by Jason Zweig, The Wall Street Journal, June 20, 2009<br><br />
In this column, Zweig writes about the need to provide consumers with clear, understandable options in choosing among complicated products such as mortgages.<br><br />
He refers to the 2009 revised edition of [http://nudges.org/index.cfm “Nudge: Improving Decisions About Health, Wealth, and Happiness”], by Richard Thaler (University of Chicago) and Cass Sunstein (Harvard Law School), who believe that financial institutions should be required to offer at least some “generic” mortgage plans that would make comparison-shopping easier.<br><br />
<blockquote>The central idea in “Nudge” is what Profs. Thaler and Sunstein call “choice architecture" – the context, format and framing of how decisions are presented to consumers. You will eat more nuts from a big bowl than from a small bowl. You will choose surgery if you are told it offers a 90% chance of survival; you will reject it if you are told there is a 10% chance it will kill you. The same people who would skip investing in a 401(k) if they had to "opt in" to the plan will participate if they have to "opt out" in order to skip it.</blockquote><br />
Submitted by Margaret Cibes<br><br />
<br />
==More on Infuse and Kuklo II==<br />
<br />
Here is More on the [http://chance.dartmouth.edu/chancewiki/index.php/Chance_News_49#Infuse_and_Kuklo_ Infuse and Kuklo II story] that appeared in [http://chance.dartmouth.edu/chancewiki/index.php/Chance_News_49 Chance News 49].<br />
<br />
From [http://74.125.95.132/search?q=cache:C1v8YN4CY1QJ:ryortho.com/NEWSSHORTS/volume5/issue19/06-19-09-NS-Medtronic.html+Machiavelli+advised+his+prince+to+get+all+the+bad+news+out+at+once+and+dribble+out+the+good+news.+It+would+be+good+advice+for+Medtronic+to+heed.&cd=1&hl=en&ct=clnk&gl=us&client=firefox-a]<br />
Orthopedics This Week we learn that "Medtronic has finally told Senator Charles Grassley how much it paid former Army surgeon Timothy Kuklo, M.D. Over $850,000 between 2001 and 2009." The article goes on to say, "Medtronic continues to dribble out details that raise more questions than answers." The article concludes with "Machiavelli advised his prince to get all the bad news out at once and dribble out the good news.

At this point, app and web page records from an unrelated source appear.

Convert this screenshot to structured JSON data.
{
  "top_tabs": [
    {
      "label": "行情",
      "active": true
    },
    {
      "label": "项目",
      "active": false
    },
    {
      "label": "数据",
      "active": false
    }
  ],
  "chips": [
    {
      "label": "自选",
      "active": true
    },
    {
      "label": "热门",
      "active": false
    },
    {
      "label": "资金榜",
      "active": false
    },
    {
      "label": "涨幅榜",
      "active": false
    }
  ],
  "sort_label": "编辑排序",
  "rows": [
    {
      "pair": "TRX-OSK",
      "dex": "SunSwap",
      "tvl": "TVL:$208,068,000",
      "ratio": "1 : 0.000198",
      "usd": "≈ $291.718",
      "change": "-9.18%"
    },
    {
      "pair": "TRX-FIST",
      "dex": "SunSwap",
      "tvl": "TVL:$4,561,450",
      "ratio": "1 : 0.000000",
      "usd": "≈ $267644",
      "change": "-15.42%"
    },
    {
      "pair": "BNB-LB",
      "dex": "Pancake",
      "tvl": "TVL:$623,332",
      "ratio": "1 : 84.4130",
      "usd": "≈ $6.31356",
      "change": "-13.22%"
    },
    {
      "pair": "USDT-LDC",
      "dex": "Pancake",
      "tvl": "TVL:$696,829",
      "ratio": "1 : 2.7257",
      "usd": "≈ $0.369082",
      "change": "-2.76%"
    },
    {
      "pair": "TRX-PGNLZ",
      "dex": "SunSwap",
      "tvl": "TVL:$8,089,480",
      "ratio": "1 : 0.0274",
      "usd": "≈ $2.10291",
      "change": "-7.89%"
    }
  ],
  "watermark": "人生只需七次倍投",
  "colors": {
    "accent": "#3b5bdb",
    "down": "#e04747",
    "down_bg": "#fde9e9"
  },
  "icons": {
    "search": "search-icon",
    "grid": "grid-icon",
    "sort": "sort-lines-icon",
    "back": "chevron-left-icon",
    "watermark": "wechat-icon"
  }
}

It would be good advice for Medtronic to heed."<br />
<br />
Submitted by Paul Alper</div>PaulAlper